WHAT YOU WILL DO ▸ The data below must be returned in full and exactly.
--- EXTRACTED ENTRIES Enclosed Below ---
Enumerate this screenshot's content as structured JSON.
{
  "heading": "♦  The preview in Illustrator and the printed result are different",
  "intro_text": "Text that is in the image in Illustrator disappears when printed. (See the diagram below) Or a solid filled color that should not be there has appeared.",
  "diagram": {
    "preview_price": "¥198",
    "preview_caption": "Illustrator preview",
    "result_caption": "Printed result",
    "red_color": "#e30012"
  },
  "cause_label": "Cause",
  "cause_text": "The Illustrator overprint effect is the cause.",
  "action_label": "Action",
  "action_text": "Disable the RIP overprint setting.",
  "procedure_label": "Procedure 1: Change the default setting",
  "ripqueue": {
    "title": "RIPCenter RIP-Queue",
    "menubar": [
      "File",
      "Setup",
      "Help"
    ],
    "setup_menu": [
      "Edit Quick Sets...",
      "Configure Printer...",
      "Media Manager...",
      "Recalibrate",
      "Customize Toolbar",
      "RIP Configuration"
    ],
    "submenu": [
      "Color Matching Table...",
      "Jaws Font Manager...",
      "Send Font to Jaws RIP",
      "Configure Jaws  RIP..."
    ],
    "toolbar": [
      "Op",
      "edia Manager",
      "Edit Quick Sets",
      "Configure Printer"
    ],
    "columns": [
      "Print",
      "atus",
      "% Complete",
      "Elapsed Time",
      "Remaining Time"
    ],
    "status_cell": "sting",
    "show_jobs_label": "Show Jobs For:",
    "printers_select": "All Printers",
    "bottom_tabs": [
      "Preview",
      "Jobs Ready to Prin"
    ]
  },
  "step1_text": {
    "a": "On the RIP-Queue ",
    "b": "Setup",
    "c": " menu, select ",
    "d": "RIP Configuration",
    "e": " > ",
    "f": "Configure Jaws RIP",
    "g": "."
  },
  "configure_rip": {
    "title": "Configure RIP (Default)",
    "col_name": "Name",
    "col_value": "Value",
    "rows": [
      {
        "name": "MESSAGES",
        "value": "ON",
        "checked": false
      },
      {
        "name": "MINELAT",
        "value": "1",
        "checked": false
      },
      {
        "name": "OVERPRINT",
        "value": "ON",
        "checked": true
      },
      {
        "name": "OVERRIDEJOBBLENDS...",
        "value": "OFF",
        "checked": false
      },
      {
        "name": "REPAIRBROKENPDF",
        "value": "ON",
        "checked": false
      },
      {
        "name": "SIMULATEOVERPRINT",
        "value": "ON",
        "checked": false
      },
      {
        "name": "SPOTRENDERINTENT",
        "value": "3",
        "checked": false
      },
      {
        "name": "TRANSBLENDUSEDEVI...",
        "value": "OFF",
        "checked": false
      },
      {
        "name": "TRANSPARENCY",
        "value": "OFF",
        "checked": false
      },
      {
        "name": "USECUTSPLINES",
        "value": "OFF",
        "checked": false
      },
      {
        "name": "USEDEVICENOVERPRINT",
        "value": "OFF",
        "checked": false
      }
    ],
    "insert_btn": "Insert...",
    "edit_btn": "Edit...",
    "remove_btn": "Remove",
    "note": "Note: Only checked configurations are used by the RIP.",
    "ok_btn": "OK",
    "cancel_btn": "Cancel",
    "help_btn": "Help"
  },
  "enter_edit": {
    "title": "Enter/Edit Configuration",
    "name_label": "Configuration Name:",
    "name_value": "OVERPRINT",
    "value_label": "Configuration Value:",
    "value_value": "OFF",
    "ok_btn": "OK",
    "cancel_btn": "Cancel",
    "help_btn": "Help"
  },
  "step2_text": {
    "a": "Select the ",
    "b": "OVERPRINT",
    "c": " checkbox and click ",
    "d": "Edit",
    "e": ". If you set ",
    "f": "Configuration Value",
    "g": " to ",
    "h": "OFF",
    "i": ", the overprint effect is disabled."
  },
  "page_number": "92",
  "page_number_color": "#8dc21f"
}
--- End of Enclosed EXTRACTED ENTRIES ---
TASK ANSWER ▸
Enumerate this screenshot's content as structured JSON.
{
  "heading": "♦  The preview in Illustrator and the printed result are different",
  "intro_text": "Text that is in the image in Illustrator disappears when printed. (See the diagram below) Or a solid filled color that should not be there has appeared.",
  "diagram": {
    "preview_price": "¥198",
    "preview_caption": "Illustrator preview",
    "result_caption": "Printed result",
    "red_color": "#e30012"
  },
  "cause_label": "Cause",
  "cause_text": "The Illustrator overprint effect is the cause.",
  "action_label": "Action",
  "action_text": "Disable the RIP overprint setting.",
  "procedure_label": "Procedure 1: Change the default setting",
  "ripqueue": {
    "title": "RIPCenter RIP-Queue",
    "menubar": [
      "File",
      "Setup",
      "Help"
    ],
    "setup_menu": [
      "Edit Quick Sets...",
      "Configure Printer...",
      "Media Manager...",
      "Recalibrate",
      "Customize Toolbar",
      "RIP Configuration"
    ],
    "submenu": [
      "Color Matching Table...",
      "Jaws Font Manager...",
      "Send Font to Jaws RIP",
      "Configure Jaws  RIP..."
    ],
    "toolbar": [
      "Op",
      "edia Manager",
      "Edit Quick Sets",
      "Configure Printer"
    ],
    "columns": [
      "Print",
      "atus",
      "% Complete",
      "Elapsed Time",
      "Remaining Time"
    ],
    "status_cell": "sting",
    "show_jobs_label": "Show Jobs For:",
    "printers_select": "All Printers",
    "bottom_tabs": [
      "Preview",
      "Jobs Ready to Prin"
    ]
  },
  "step1_text": {
    "a": "On the RIP-Queue ",
    "b": "Setup",
    "c": " menu, select ",
    "d": "RIP Configuration",
    "e": " > ",
    "f": "Configure Jaws RIP",
    "g": "."
  },
  "configure_rip": {
    "title": "Configure RIP (Default)",
    "col_name": "Name",
    "col_value": "Value",
    "rows": [
      {
        "name": "MESSAGES",
        "value": "ON",
        "checked": false
      },
      {
        "name": "MINELAT",
        "value": "1",
        "checked": false
      },
      {
        "name": "OVERPRINT",
        "value": "ON",
        "checked": true
      },
      {
        "name": "OVERRIDEJOBBLENDS...",
        "value": "OFF",
        "checked": false
      },
      {
        "name": "REPAIRBROKENPDF",
        "value": "ON",
        "checked": false
      },
      {
        "name": "SIMULATEOVERPRINT",
        "value": "ON",
        "checked": false
      },
      {
        "name": "SPOTRENDERINTENT",
        "value": "3",
        "checked": false
      },
      {
        "name": "TRANSBLENDUSEDEVI...",
        "value": "OFF",
        "checked": false
      },
      {
        "name": "TRANSPARENCY",
        "value": "OFF",
        "checked": false
      },
      {
        "name": "USECUTSPLINES",
        "value": "OFF",
        "checked": false
      },
      {
        "name": "USEDEVICENOVERPRINT",
        "value": "OFF",
        "checked": false
      }
    ],
    "insert_btn": "Insert...",
    "edit_btn": "Edit...",
    "remove_btn": "Remove",
    "note": "Note: Only checked configurations are used by the RIP.",
    "ok_btn": "OK",
    "cancel_btn": "Cancel",
    "help_btn": "Help"
  },
  "enter_edit": {
    "title": "Enter/Edit Configuration",
    "name_label": "Configuration Name:",
    "name_value": "OVERPRINT",
    "value_label": "Configuration Value:",
    "value_value": "OFF",
    "ok_btn": "OK",
    "cancel_btn": "Cancel",
    "help_btn": "Help"
  },
  "step2_text": {
    "a": "Select the ",
    "b": "OVERPRINT",
    "c": " checkbox and click ",
    "d": "Edit",
    "e": ". If you set ",
    "f": "Configuration Value",
    "g": " to ",
    "h": "OFF",
    "i": ", the overprint effect is disabled."
  },
  "page_number": "92",
  "page_number_color": "#8dc21f"
}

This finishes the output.